Home Page 
About the Book



Beyond a handsome face and perfect body, Frankie Ferraro has few assets, but that doesn't stop him from having big ambitions. Young and romantic, he finds the life led by his immigrant father, his adoring mother, his hard-working sister, by his entire extended family, to be ordinary, and dull. He wants no part of it. Full of vague longings and what seem to him to be hopeless dreams, he yearns to be different: assured and stylish instead of gauche; and rich, not in a gaudy, flamboyant way but with the soft sheen of old money like his army-buddy and best-friend, Dan Colvington. Above all, Frankie yearns for true love, though not if offered by any neighborhood girl. Only a woman who can help turn his dreams into reality has a chance of winning his heart.

With Dan as his model, Frankie transforms himself. He learns what fork to use, what clothes to wear, what books to read. He refuses to join his father's rag-trade business to set out on his own, buying a health-club franchise. He even marries a relative of  Dan's, the beautiful and troubled Miranda.

Luckier in money than in love, Frankie turns this one club into an east-coast sensation, the talk of Manhattan, and the base of a business empire. But his marriage to Miranda ends tragically; and, though determined not to make the same mistake again, he does with the demanding Lady Annabel; and might yet a third time with the spoiled and frivolous Kelly.

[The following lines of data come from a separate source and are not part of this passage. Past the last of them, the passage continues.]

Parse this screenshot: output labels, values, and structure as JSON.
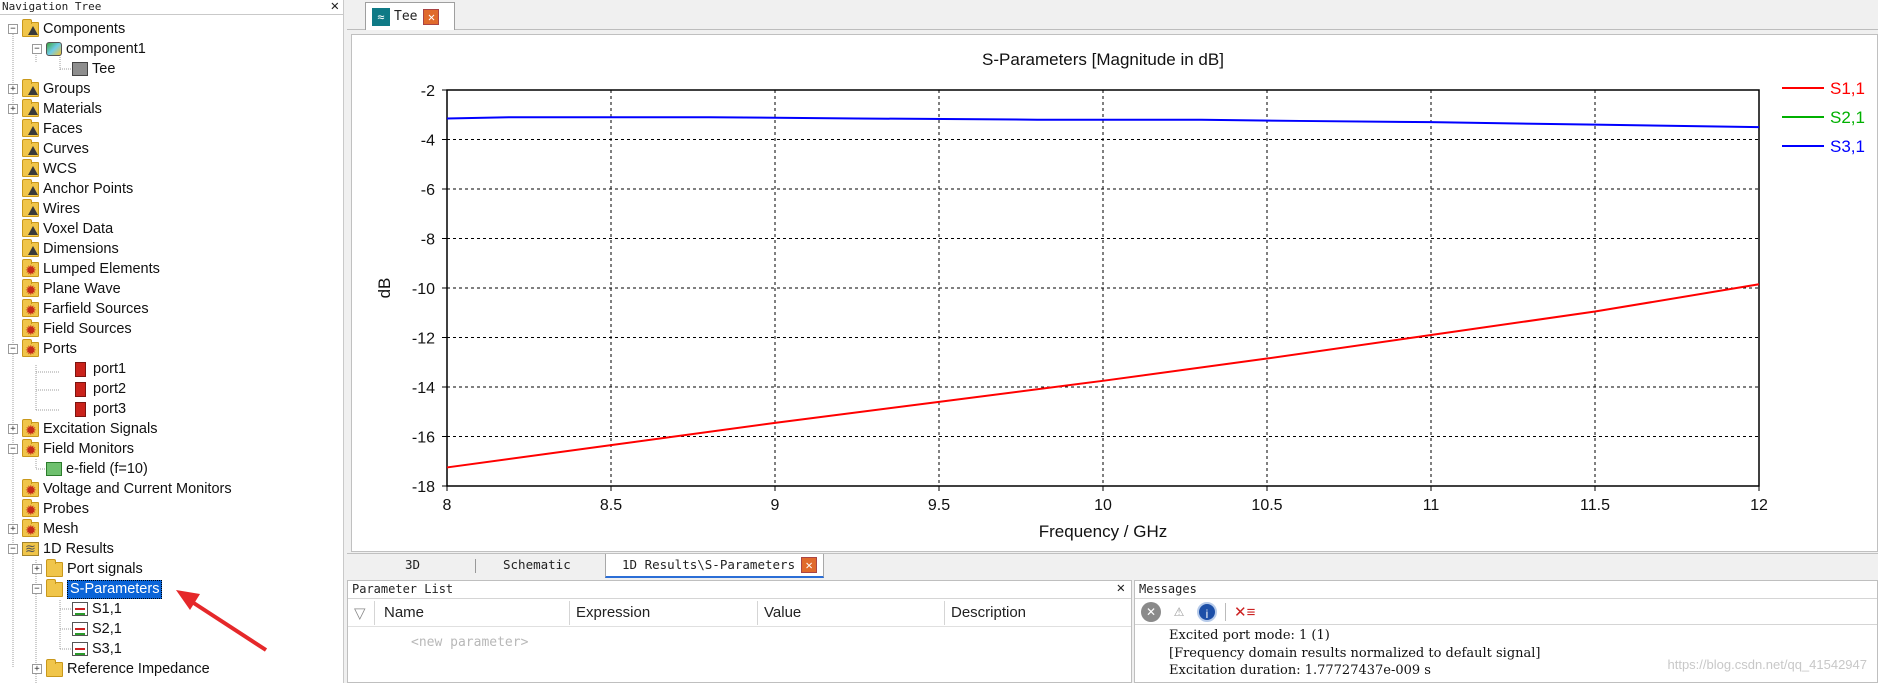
{
  "nav": {
    "title": "Navigation Tree",
    "close": "✕",
    "items": [
      {
        "label": "Components",
        "exp": "−",
        "icon": "folder-warn",
        "level": 0
      },
      {
        "label": "component1",
        "exp": "−",
        "icon": "component",
        "level": 1
      },
      {
        "label": "Tee",
        "exp": "",
        "icon": "solid",
        "level": 2
      },
      {
        "label": "Groups",
        "exp": "+",
        "icon": "folder-warn",
        "level": 0
      },
      {
        "label": "Materials",
        "exp": "+",
        "icon": "folder-warn",
        "level": 0
      },
      {
        "label": "Faces",
        "exp": "",
        "icon": "folder-warn",
        "level": 0
      },
      {
        "label": "Curves",
        "exp": "",
        "icon": "folder-warn",
        "level": 0
      },
      {
        "label": "WCS",
        "exp": "",
        "icon": "folder-warn",
        "level": 0
      },
      {
        "label": "Anchor Points",
        "exp": "",
        "icon": "folder-warn",
        "level": 0
      },
      {
        "label": "Wires",
        "exp": "",
        "icon": "folder-warn",
        "level": 0
      },
      {
        "label": "Voxel Data",
        "exp": "",
        "icon": "folder-warn",
        "level": 0
      },
      {
        "label": "Dimensions",
        "exp": "",
        "icon": "folder-warn",
        "level": 0
      },
      {
        "label": "Lumped Elements",
        "exp": "",
        "icon": "gear",
        "level": 0
      },
      {
        "label": "Plane Wave",
        "exp": "",
        "icon": "gear",
        "level": 0
      },
      {
        "label": "Farfield Sources",
        "exp": "",
        "icon": "gear",
        "level": 0
      },
      {
        "label": "Field Sources",
        "exp": "",
        "icon": "gear",
        "level": 0
      },
      {
        "label": "Ports",
        "exp": "−",
        "icon": "gear",
        "level": 0
      },
      {
        "label": "port1",
        "exp": "",
        "icon": "port",
        "level": 2
      },
      {
        "label": "port2",
        "exp": "",
        "icon": "port",
        "level": 2
      },
      {
        "label": "port3",
        "exp": "",
        "icon": "port",
        "level": 2
      },
      {
        "label": "Excitation Signals",
        "exp": "+",
        "icon": "gear",
        "level": 0
      },
      {
        "label": "Field Monitors",
        "exp": "−",
        "icon": "gear",
        "level": 0
      },
      {
        "label": "e-field (f=10)",
        "exp": "",
        "icon": "efield",
        "level": 1
      },
      {
        "label": "Voltage and Current Monitors",
        "exp": "",
        "icon": "gear",
        "level": 0
      },
      {
        "label": "Probes",
        "exp": "",
        "icon": "gear",
        "level": 0
      },
      {
        "label": "Mesh",
        "exp": "+",
        "icon": "gear",
        "level": 0
      },
      {
        "label": "1D Results",
        "exp": "−",
        "icon": "results",
        "level": 0
      },
      {
        "label": "Port signals",
        "exp": "+",
        "icon": "folder",
        "level": 1
      },
      {
        "label": "S-Parameters",
        "exp": "−",
        "icon": "folder",
        "level": 1,
        "selected": true
      },
      {
        "label": "S1,1",
        "exp": "",
        "icon": "graph",
        "level": 2
      },
      {
        "label": "S2,1",
        "exp": "",
        "icon": "graph",
        "level": 2
      },
      {
        "label": "S3,1",
        "exp": "",
        "icon": "graph",
        "level": 2
      },
      {
        "label": "Reference Impedance",
        "exp": "+",
        "icon": "folder",
        "level": 1
      }
    ]
  },
  "doc_tab": {
    "label": "Tee",
    "close": "✕"
  },
  "chart_data": {
    "type": "line",
    "title": "S-Parameters [Magnitude in dB]",
    "xlabel": "Frequency / GHz",
    "ylabel": "dB",
    "xlim": [
      8,
      12
    ],
    "ylim": [
      -18,
      -2
    ],
    "xticks": [
      8,
      8.5,
      9,
      9.5,
      10,
      10.5,
      11,
      11.5,
      12
    ],
    "yticks": [
      -2,
      -4,
      -6,
      -8,
      -10,
      -12,
      -14,
      -16,
      -18
    ],
    "grid": true,
    "legend_position": "top-right",
    "series": [
      {
        "name": "S1,1",
        "color": "#ff0000",
        "x": [
          8,
          8.5,
          9,
          9.5,
          10,
          10.5,
          11,
          11.5,
          12
        ],
        "y": [
          -17.25,
          -16.35,
          -15.45,
          -14.6,
          -13.75,
          -12.85,
          -11.9,
          -10.95,
          -9.85
        ]
      },
      {
        "name": "S2,1",
        "color": "#00b000",
        "x": [
          8,
          12
        ],
        "y": [
          -3.15,
          -3.5
        ]
      },
      {
        "name": "S3,1",
        "color": "#0000ff",
        "x": [
          8,
          8.2,
          8.8,
          9.25,
          9.8,
          10.3,
          10.6,
          11,
          11.5,
          12
        ],
        "y": [
          -3.15,
          -3.1,
          -3.1,
          -3.15,
          -3.2,
          -3.2,
          -3.25,
          -3.3,
          -3.4,
          -3.5
        ]
      }
    ]
  },
  "view_tabs": {
    "tab_3d": "3D",
    "tab_schematic": "Schematic",
    "tab_results": "1D Results\\S-Parameters",
    "close": "✕"
  },
  "param_list": {
    "title": "Parameter List",
    "close": "✕",
    "headers": [
      "Name",
      "Expression",
      "Value",
      "Description"
    ],
    "new_row": "<new parameter>"
  },
  "messages": {
    "title": "Messages",
    "lines": [
      "Excited port mode: 1 (1)",
      "[Frequency domain results normalized to default signal]",
      "Excitation duration: 1.77727437e-009 s"
    ],
    "watermark": "https://blog.csdn.net/qq_41542947"
  }
}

Like a knight of old, the hero of this engaging and heart-felt novel must fight his way past all his dragons—anger, arrogance, and, above all, bad judgment—before he can find his one true love in the last place he expected her to be.

Excerpt from Chapter One

     If Frankie had ever seen a Botticelli, he would have thought Miranda reminded him of one. As it was, she reminded him of nothing so much as Walt Disney's Cinderella. She could have stepped out of Frankie's dreams. Her hair was yellow, soft curls escaping from the tortoiseshell clip fastened to the crown of her head. Her eyes were a brilliant blue fringed by long lashes darkened with mascara. It was the only makeup she wore. Her nose was short and straight, her mouth full. Lovely bare shoulders swelled out of the ruffles of a white dress that fell in soft flounces to her calves. The long, delicate fingers of her small hands were tipped with pale pink polish, as were the toes exposed in white sandals. Her ears were the most beautiful ears Frankie had ever seen, set close to her head, small, perfect, like seashells, he thought.
     "Looks like you're not the only one with a cousin in Provincetown," said Dan to Frankie. "A cousin by divorce and remarriage, anyway. Miranda Payson, Frankie Ferraro."
     "Hello," said Miranda, extending a hand.
     "I love you," said Frankie as he took it. She laughed, a little embarrassed, a little pleased by his open admiration. "Marry me," he said.